7:00: David Madden:
You discuss in your book about one of the biggest obstacles in teaching propaganda in schools is the increasingly polarized world that we find ourselves in. I was just curious if you can talk a little bit about how teachers could potentially depolarize their classrooms, so we can have discussions about propaganda education in schools?
7:21: Dr. Renee Hobbs:
So of course when educators gain a deeper awareness of their own biases, their own interpretive lenses, right? The glasses that we wear when we're making sense of media messages; when educators are more reflective and metacognitive about their own biases, then that helps them to listen better and not be so defensive. So that's partly why media literacy educators think about their instructional practices in relation to empathy. Because to listen, well, you have to kind of let go of your own your own emotional baggage, your own preconceptions. Sometimes you even have to de-center yourself from your worldview.
So that's one of the delights of teaching, but it's also one of the challenges of teaching is to try not to indoctrinate students with our own worldviews, but to actually sort of invite them to engage in a practice we call critical autonomy, which is actually a Socratic method of asking questions and eliciting responses in a way that encourages students to think for themselves.
9:01: Michael Gordon:
Dr. Hobbs, what's your initiative for the next, let's say the next five years, if you have an agenda in the next five years, what do you want to accomplish?
9:16: Dr. Renee Hobbs:
Well, my lifetime goal, one that I set out back in 1992 or 1993, was that before I retired, every single one of the 75 million children in American public schools would get a media literacy learning experience before they graduated from high school. So I would say that that is still my target and the work that I now do teaching teachers is driven by that big goal. There's 3 million teachers in American public schools, and we know that a growing number of them absolutely see why media literacy is an important life skill for living in a media-saturated society and for the future of self-governing democracies. But the next step is to figure out how to empower teachers for the unique challenges of teaching about propaganda and disinformation.
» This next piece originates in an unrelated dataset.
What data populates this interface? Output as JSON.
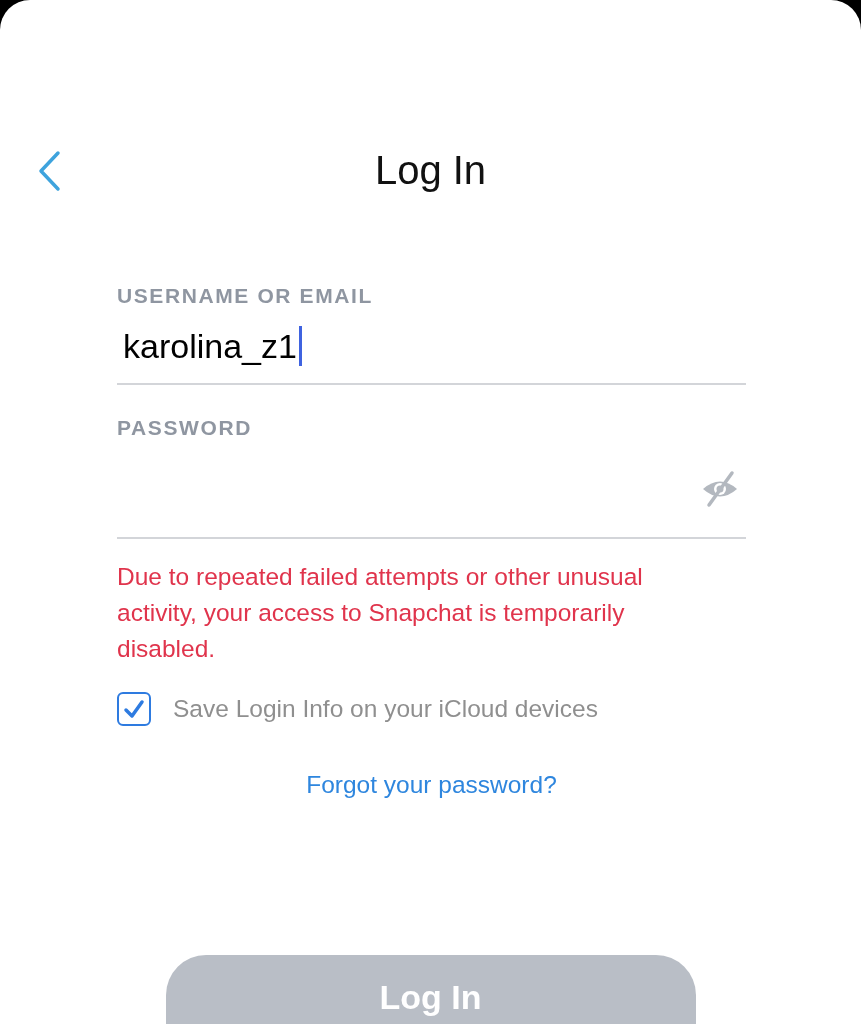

You know, think about it this way, when you teach math, right? A ratio formula is the same today as it was last year, last month, the month before that, the year before that and the millennia before that, right? But with media literacy, we are always adapting to the media culture that students are inhabiting. So media literacy teachers now are trying to figure out how to help students identify propaganda on TikTok, even though we ourselves are just learning to use TikTok. And the fact that media literacy strives to be relevant to the lived experience of the learner puts us in a unique, gives us some unique challenges as educators. And the educators who embrace this work are so innovative and so creative and rise to that challenge. So I just hope to continue to support them in the years ahead.
11:36: David Madden:
Well, it looks like that's all the time we have for today. Once again, we've been talking to Professor Renee Hobbs, author of the book, Mind Over Media: Propaganda Education for a Digital Age. Thank you for joining us Professor Hobbs.
11:48: Dr. Renee Hobbs:
Thanks for the opportunity to talk with you about this important topic. We share, we have a shared mission here, so keep up the good work.